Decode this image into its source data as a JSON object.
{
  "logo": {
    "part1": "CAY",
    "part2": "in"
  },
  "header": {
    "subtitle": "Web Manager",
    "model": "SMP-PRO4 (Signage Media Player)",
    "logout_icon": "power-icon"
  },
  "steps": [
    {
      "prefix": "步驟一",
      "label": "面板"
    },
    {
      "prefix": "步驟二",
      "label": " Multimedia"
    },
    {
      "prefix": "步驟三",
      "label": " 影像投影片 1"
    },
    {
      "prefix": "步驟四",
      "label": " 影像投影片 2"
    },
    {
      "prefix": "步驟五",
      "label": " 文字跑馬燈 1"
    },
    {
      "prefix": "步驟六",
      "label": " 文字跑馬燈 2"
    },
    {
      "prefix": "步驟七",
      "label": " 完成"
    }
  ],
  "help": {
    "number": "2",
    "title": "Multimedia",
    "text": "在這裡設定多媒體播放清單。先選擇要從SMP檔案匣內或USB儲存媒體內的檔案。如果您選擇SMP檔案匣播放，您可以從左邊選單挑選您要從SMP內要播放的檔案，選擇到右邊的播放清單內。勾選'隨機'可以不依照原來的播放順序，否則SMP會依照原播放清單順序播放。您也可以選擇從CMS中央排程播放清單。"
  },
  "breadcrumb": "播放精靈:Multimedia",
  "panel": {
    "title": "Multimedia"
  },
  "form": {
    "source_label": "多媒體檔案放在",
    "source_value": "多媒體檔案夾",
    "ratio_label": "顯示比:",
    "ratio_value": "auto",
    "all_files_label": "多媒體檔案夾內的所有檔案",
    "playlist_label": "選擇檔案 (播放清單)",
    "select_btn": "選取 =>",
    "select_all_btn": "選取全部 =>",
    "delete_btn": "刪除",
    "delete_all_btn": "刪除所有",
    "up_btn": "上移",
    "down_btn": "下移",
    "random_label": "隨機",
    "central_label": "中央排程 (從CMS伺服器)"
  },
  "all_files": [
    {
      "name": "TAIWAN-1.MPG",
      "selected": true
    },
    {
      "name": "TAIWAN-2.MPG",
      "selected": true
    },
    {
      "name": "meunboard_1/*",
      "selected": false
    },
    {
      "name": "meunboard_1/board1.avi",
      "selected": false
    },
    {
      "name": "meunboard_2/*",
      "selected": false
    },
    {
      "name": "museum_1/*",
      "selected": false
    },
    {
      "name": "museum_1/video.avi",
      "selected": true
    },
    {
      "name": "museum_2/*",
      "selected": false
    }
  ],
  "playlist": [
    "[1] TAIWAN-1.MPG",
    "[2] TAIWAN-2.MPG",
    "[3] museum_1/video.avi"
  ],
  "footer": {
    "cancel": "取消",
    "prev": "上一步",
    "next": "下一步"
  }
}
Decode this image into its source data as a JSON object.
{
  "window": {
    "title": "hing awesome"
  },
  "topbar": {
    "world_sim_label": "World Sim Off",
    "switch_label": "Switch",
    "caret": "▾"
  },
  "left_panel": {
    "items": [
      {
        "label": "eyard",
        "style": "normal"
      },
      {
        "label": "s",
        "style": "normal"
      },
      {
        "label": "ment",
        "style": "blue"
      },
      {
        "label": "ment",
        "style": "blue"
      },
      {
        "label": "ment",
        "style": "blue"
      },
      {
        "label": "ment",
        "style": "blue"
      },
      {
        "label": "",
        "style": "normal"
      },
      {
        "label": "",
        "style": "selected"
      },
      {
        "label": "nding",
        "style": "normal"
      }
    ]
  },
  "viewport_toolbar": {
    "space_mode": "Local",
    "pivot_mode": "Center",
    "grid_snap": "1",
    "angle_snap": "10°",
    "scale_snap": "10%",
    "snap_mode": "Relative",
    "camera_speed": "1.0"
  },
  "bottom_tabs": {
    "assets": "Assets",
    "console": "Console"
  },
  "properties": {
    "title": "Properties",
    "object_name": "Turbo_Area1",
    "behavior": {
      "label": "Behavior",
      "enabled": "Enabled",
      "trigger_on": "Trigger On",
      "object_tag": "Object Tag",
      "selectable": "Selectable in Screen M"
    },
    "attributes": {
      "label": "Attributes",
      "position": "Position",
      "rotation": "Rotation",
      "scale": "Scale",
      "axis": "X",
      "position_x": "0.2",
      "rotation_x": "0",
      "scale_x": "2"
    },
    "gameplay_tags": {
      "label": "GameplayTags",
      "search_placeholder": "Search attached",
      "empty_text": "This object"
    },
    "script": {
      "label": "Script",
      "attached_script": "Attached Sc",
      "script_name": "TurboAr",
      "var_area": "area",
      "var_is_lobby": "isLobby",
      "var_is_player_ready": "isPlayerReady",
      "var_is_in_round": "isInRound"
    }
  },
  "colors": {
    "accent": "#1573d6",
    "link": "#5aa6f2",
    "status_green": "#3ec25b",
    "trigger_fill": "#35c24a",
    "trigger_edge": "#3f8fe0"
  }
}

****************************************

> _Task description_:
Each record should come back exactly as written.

> _Result of the task_:
Decode this image into its source data as a JSON object.
{
  "logo": {
    "part1": "CAY",
    "part2": "in"
  },
  "header": {
    "subtitle": "Web Manager",
    "model": "SMP-PRO4 (Signage Media Player)",
    "logout_icon": "power-icon"
  },
  "steps": [
    {
      "prefix": "步驟一",
      "label": "面板"
    },
    {
      "prefix": "步驟二",
      "label": " Multimedia"
    },
    {
      "prefix": "步驟三",
      "label": " 影像投影片 1"
    },
    {
      "prefix": "步驟四",
      "label": " 影像投影片 2"
    },
    {
      "prefix": "步驟五",
      "label": " 文字跑馬燈 1"
    },
    {
      "prefix": "步驟六",
      "label": " 文字跑馬燈 2"
    },
    {
      "prefix": "步驟七",
      "label": " 完成"
    }
  ],
  "help": {
    "number": "2",
    "title": "Multimedia",
    "text": "在這裡設定多媒體播放清單。先選擇要從SMP檔案匣內或USB儲存媒體內的檔案。如果您選擇SMP檔案匣播放，您可以從左邊選單挑選您要從SMP內要播放的檔案，選擇到右邊的播放清單內。勾選'隨機'可以不依照原來的播放順序，否則SMP會依照原播放清單順序播放。您也可以選擇從CMS中央排程播放清單。"
  },
  "breadcrumb": "播放精靈:Multimedia",
  "panel": {
    "title": "Multimedia"
  },
  "form": {
    "source_label": "多媒體檔案放在",
    "source_value": "多媒體檔案夾",
    "ratio_label": "顯示比:",
    "ratio_value": "auto",
    "all_files_label": "多媒體檔案夾內的所有檔案",
    "playlist_label": "選擇檔案 (播放清單)",
    "select_btn": "選取 =>",
    "select_all_btn": "選取全部 =>",
    "delete_btn": "刪除",
    "delete_all_btn": "刪除所有",
    "up_btn": "上移",
    "down_btn": "下移",
    "random_label": "隨機",
    "central_label": "中央排程 (從CMS伺服器)"
  },
  "all_files": [
    {
      "name": "TAIWAN-1.MPG",
      "selected": true
    },
    {
      "name": "TAIWAN-2.MPG",
      "selected": true
    },
    {
      "name": "meunboard_1/*",
      "selected": false
    },
    {
      "name": "meunboard_1/board1.avi",
      "selected": false
    },
    {
      "name": "meunboard_2/*",
      "selected": false
    },
    {
      "name": "museum_1/*",
      "selected": false
    },
    {
      "name": "museum_1/video.avi",
      "selected": true
    },
    {
      "name": "museum_2/*",
      "selected": false
    }
  ],
  "playlist": [
    "[1] TAIWAN-1.MPG",
    "[2] TAIWAN-2.MPG",
    "[3] museum_1/video.avi"
  ],
  "footer": {
    "cancel": "取消",
    "prev": "上一步",
    "next": "下一步"
  }
}
Decode this image into its source data as a JSON object.
{
  "window": {
    "title": "hing awesome"
  },
  "topbar": {
    "world_sim_label": "World Sim Off",
    "switch_label": "Switch",
    "caret": "▾"
  },
  "left_panel": {
    "items": [
      {
        "label": "eyard",
        "style": "normal"
      },
      {
        "label": "s",
        "style": "normal"
      },
      {
        "label": "ment",
        "style": "blue"
      },
      {
        "label": "ment",
        "style": "blue"
      },
      {
        "label": "ment",
        "style": "blue"
      },
      {
        "label": "ment",
        "style": "blue"
      },
      {
        "label": "",
        "style": "normal"
      },
      {
        "label": "",
        "style": "selected"
      },
      {
        "label": "nding",
        "style": "normal"
      }
    ]
  },
  "viewport_toolbar": {
    "space_mode": "Local",
    "pivot_mode": "Center",
    "grid_snap": "1",
    "angle_snap": "10°",
    "scale_snap": "10%",
    "snap_mode": "Relative",
    "camera_speed": "1.0"
  },
  "bottom_tabs": {
    "assets": "Assets",
    "console": "Console"
  },
  "properties": {
    "title": "Properties",
    "object_name": "Turbo_Area1",
    "behavior": {
      "label": "Behavior",
      "enabled": "Enabled",
      "trigger_on": "Trigger On",
      "object_tag": "Object Tag",
      "selectable": "Selectable in Screen M"
    },
    "attributes": {
      "label": "Attributes",
      "position": "Position",
      "rotation": "Rotation",
      "scale": "Scale",
      "axis": "X",
      "position_x": "0.2",
      "rotation_x": "0",
      "scale_x": "2"
    },
    "gameplay_tags": {
      "label": "GameplayTags",
      "search_placeholder": "Search attached",
      "empty_text": "This object"
    },
    "script": {
      "label": "Script",
      "attached_script": "Attached Sc",
      "script_name": "TurboAr",
      "var_area": "area",
      "var_is_lobby": "isLobby",
      "var_is_player_ready": "isPlayerReady",
      "var_is_in_round": "isInRound"
    }
  },
  "colors": {
    "accent": "#1573d6",
    "link": "#5aa6f2",
    "status_green": "#3ec25b",
    "trigger_fill": "#35c24a",
    "trigger_edge": "#3f8fe0"
  }
}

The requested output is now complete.